- _THE PROBLEM_: Print the records below once again, exactly as they were given.

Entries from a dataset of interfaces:
|---|

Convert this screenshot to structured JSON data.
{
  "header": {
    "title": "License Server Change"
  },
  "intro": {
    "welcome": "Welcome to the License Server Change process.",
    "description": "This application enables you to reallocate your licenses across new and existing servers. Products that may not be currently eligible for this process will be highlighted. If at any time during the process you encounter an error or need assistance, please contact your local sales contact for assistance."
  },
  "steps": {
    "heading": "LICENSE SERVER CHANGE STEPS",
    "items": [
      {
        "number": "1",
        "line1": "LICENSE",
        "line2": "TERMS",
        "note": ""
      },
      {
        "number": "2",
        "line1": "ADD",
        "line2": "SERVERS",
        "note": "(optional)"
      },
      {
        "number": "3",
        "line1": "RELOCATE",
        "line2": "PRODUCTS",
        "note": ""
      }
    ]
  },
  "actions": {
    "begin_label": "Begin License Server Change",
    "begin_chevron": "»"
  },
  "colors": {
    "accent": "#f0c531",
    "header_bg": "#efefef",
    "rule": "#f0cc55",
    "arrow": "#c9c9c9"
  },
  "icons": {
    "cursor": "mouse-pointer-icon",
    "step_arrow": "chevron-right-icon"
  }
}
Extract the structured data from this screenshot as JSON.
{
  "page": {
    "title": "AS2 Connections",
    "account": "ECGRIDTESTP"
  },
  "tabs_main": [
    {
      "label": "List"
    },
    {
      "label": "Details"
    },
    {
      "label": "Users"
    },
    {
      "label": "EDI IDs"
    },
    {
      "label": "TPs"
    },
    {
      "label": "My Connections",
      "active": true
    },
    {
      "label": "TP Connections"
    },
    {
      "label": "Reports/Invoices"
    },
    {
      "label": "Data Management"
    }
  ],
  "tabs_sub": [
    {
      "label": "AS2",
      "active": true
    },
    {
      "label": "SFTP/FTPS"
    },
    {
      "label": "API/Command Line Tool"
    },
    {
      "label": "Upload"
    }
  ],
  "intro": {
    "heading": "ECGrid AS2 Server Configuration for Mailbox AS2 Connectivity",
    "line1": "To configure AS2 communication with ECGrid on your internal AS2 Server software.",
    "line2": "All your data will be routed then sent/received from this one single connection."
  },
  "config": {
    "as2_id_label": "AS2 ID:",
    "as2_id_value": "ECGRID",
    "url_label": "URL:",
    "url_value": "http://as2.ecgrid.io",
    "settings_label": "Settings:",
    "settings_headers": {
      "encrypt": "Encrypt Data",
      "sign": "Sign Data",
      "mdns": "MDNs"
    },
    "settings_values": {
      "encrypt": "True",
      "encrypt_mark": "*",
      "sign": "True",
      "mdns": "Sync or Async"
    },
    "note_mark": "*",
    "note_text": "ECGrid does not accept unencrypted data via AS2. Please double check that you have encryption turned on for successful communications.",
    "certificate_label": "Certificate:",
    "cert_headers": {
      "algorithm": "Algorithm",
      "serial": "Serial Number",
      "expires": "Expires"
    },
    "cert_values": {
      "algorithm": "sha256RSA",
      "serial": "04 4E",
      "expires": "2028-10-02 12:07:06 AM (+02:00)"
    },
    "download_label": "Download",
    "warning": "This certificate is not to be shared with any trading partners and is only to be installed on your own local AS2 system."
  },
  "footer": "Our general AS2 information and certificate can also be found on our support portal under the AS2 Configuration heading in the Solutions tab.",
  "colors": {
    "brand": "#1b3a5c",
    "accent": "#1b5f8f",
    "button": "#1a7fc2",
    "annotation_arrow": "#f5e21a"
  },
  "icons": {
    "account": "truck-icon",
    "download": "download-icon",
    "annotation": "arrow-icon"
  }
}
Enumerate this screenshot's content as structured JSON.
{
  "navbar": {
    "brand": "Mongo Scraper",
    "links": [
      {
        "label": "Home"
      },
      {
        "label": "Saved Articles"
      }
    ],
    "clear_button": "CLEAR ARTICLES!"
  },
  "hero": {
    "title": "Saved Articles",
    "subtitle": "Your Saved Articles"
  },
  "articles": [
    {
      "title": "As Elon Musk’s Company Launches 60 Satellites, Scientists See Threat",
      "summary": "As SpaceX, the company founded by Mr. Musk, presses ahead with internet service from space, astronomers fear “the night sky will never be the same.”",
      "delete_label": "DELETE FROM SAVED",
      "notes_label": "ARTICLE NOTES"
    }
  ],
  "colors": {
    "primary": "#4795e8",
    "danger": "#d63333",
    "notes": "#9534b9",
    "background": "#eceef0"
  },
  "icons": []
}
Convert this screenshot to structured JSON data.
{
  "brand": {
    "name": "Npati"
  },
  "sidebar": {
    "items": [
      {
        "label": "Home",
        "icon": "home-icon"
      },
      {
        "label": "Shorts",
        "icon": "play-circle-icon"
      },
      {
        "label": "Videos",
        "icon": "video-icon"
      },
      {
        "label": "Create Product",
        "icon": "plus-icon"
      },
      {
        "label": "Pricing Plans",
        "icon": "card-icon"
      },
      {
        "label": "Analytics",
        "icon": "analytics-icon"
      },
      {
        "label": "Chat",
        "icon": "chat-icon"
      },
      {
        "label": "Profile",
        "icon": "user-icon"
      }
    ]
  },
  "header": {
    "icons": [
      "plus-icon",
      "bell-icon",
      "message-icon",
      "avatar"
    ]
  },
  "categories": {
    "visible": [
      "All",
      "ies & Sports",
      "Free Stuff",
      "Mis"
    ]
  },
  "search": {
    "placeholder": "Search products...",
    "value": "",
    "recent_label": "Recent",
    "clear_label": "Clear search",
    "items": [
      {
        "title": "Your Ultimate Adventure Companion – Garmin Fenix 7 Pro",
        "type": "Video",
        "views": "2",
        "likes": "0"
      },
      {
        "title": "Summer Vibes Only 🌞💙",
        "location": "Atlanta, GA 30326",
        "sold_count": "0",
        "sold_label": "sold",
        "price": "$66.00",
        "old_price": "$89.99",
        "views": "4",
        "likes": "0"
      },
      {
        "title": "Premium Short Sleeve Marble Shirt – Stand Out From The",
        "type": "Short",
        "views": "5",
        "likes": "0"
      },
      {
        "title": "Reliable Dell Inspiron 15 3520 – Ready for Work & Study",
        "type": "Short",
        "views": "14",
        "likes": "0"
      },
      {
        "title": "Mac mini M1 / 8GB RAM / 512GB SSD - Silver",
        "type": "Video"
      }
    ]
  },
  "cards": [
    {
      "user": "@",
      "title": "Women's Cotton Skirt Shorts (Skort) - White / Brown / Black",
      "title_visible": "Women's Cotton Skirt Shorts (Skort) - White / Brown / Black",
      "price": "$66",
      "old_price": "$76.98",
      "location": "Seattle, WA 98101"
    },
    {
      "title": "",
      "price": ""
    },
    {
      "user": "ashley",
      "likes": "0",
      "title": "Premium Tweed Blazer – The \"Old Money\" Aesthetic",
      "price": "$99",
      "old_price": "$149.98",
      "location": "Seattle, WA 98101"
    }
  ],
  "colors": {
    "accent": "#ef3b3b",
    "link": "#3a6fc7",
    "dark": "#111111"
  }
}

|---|

- _RESULT_:
Convert this screenshot to structured JSON data.
{
  "header": {
    "title": "License Server Change"
  },
  "intro": {
    "welcome": "Welcome to the License Server Change process.",
    "description": "This application enables you to reallocate your licenses across new and existing servers. Products that may not be currently eligible for this process will be highlighted. If at any time during the process you encounter an error or need assistance, please contact your local sales contact for assistance."
  },
  "steps": {
    "heading": "LICENSE SERVER CHANGE STEPS",
    "items": [
      {
        "number": "1",
        "line1": "LICENSE",
        "line2": "TERMS",
        "note": ""
      },
      {
        "number": "2",
        "line1": "ADD",
        "line2": "SERVERS",
        "note": "(optional)"
      },
      {
        "number": "3",
        "line1": "RELOCATE",
        "line2": "PRODUCTS",
        "note": ""
      }
    ]
  },
  "actions": {
    "begin_label": "Begin License Server Change",
    "begin_chevron": "»"
  },
  "colors": {
    "accent": "#f0c531",
    "header_bg": "#efefef",
    "rule": "#f0cc55",
    "arrow": "#c9c9c9"
  },
  "icons": {
    "cursor": "mouse-pointer-icon",
    "step_arrow": "chevron-right-icon"
  }
}
Extract the structured data from this screenshot as JSON.
{
  "page": {
    "title": "AS2 Connections",
    "account": "ECGRIDTESTP"
  },
  "tabs_main": [
    {
      "label": "List"
    },
    {
      "label": "Details"
    },
    {
      "label": "Users"
    },
    {
      "label": "EDI IDs"
    },
    {
      "label": "TPs"
    },
    {
      "label": "My Connections",
      "active": true
    },
    {
      "label": "TP Connections"
    },
    {
      "label": "Reports/Invoices"
    },
    {
      "label": "Data Management"
    }
  ],
  "tabs_sub": [
    {
      "label": "AS2",
      "active": true
    },
    {
      "label": "SFTP/FTPS"
    },
    {
      "label": "API/Command Line Tool"
    },
    {
      "label": "Upload"
    }
  ],
  "intro": {
    "heading": "ECGrid AS2 Server Configuration for Mailbox AS2 Connectivity",
    "line1": "To configure AS2 communication with ECGrid on your internal AS2 Server software.",
    "line2": "All your data will be routed then sent/received from this one single connection."
  },
  "config": {
    "as2_id_label": "AS2 ID:",
    "as2_id_value": "ECGRID",
    "url_label": "URL:",
    "url_value": "http://as2.ecgrid.io",
    "settings_label": "Settings:",
    "settings_headers": {
      "encrypt": "Encrypt Data",
      "sign": "Sign Data",
      "mdns": "MDNs"
    },
    "settings_values": {
      "encrypt": "True",
      "encrypt_mark": "*",
      "sign": "True",
      "mdns": "Sync or Async"
    },
    "note_mark": "*",
    "note_text": "ECGrid does not accept unencrypted data via AS2. Please double check that you have encryption turned on for successful communications.",
    "certificate_label": "Certificate:",
    "cert_headers": {
      "algorithm": "Algorithm",
      "serial": "Serial Number",
      "expires": "Expires"
    },
    "cert_values": {
      "algorithm": "sha256RSA",
      "serial": "04 4E",
      "expires": "2028-10-02 12:07:06 AM (+02:00)"
    },
    "download_label": "Download",
    "warning": "This certificate is not to be shared with any trading partners and is only to be installed on your own local AS2 system."
  },
  "footer": "Our general AS2 information and certificate can also be found on our support portal under the AS2 Configuration heading in the Solutions tab.",
  "colors": {
    "brand": "#1b3a5c",
    "accent": "#1b5f8f",
    "button": "#1a7fc2",
    "annotation_arrow": "#f5e21a"
  },
  "icons": {
    "account": "truck-icon",
    "download": "download-icon",
    "annotation": "arrow-icon"
  }
}
Enumerate this screenshot's content as structured JSON.
{
  "navbar": {
    "brand": "Mongo Scraper",
    "links": [
      {
        "label": "Home"
      },
      {
        "label": "Saved Articles"
      }
    ],
    "clear_button": "CLEAR ARTICLES!"
  },
  "hero": {
    "title": "Saved Articles",
    "subtitle": "Your Saved Articles"
  },
  "articles": [
    {
      "title": "As Elon Musk’s Company Launches 60 Satellites, Scientists See Threat",
      "summary": "As SpaceX, the company founded by Mr. Musk, presses ahead with internet service from space, astronomers fear “the night sky will never be the same.”",
      "delete_label": "DELETE FROM SAVED",
      "notes_label": "ARTICLE NOTES"
    }
  ],
  "colors": {
    "primary": "#4795e8",
    "danger": "#d63333",
    "notes": "#9534b9",
    "background": "#eceef0"
  },
  "icons": []
}
Convert this screenshot to structured JSON data.
{
  "brand": {
    "name": "Npati"
  },
  "sidebar": {
    "items": [
      {
        "label": "Home",
        "icon": "home-icon"
      },
      {
        "label": "Shorts",
        "icon": "play-circle-icon"
      },
      {
        "label": "Videos",
        "icon": "video-icon"
      },
      {
        "label": "Create Product",
        "icon": "plus-icon"
      },
      {
        "label": "Pricing Plans",
        "icon": "card-icon"
      },
      {
        "label": "Analytics",
        "icon": "analytics-icon"
      },
      {
        "label": "Chat",
        "icon": "chat-icon"
      },
      {
        "label": "Profile",
        "icon": "user-icon"
      }
    ]
  },
  "header": {
    "icons": [
      "plus-icon",
      "bell-icon",
      "message-icon",
      "avatar"
    ]
  },
  "categories": {
    "visible": [
      "All",
      "ies & Sports",
      "Free Stuff",
      "Mis"
    ]
  },
  "search": {
    "placeholder": "Search products...",
    "value": "",
    "recent_label": "Recent",
    "clear_label": "Clear search",
    "items": [
      {
        "title": "Your Ultimate Adventure Companion – Garmin Fenix 7 Pro",
        "type": "Video",
        "views": "2",
        "likes": "0"
      },
      {
        "title": "Summer Vibes Only 🌞💙",
        "location": "Atlanta, GA 30326",
        "sold_count": "0",
        "sold_label": "sold",
        "price": "$66.00",
        "old_price": "$89.99",
        "views": "4",
        "likes": "0"
      },
      {
        "title": "Premium Short Sleeve Marble Shirt – Stand Out From The",
        "type": "Short",
        "views": "5",
        "likes": "0"
      },
      {
        "title": "Reliable Dell Inspiron 15 3520 – Ready for Work & Study",
        "type": "Short",
        "views": "14",
        "likes": "0"
      },
      {
        "title": "Mac mini M1 / 8GB RAM / 512GB SSD - Silver",
        "type": "Video"
      }
    ]
  },
  "cards": [
    {
      "user": "@",
      "title": "Women's Cotton Skirt Shorts (Skort) - White / Brown / Black",
      "title_visible": "Women's Cotton Skirt Shorts (Skort) - White / Brown / Black",
      "price": "$66",
      "old_price": "$76.98",
      "location": "Seattle, WA 98101"
    },
    {
      "title": "",
      "price": ""
    },
    {
      "user": "ashley",
      "likes": "0",
      "title": "Premium Tweed Blazer – The \"Old Money\" Aesthetic",
      "price": "$99",
      "old_price": "$149.98",
      "location": "Seattle, WA 98101"
    }
  ],
  "colors": {
    "accent": "#ef3b3b",
    "link": "#3a6fc7",
    "dark": "#111111"
  }
}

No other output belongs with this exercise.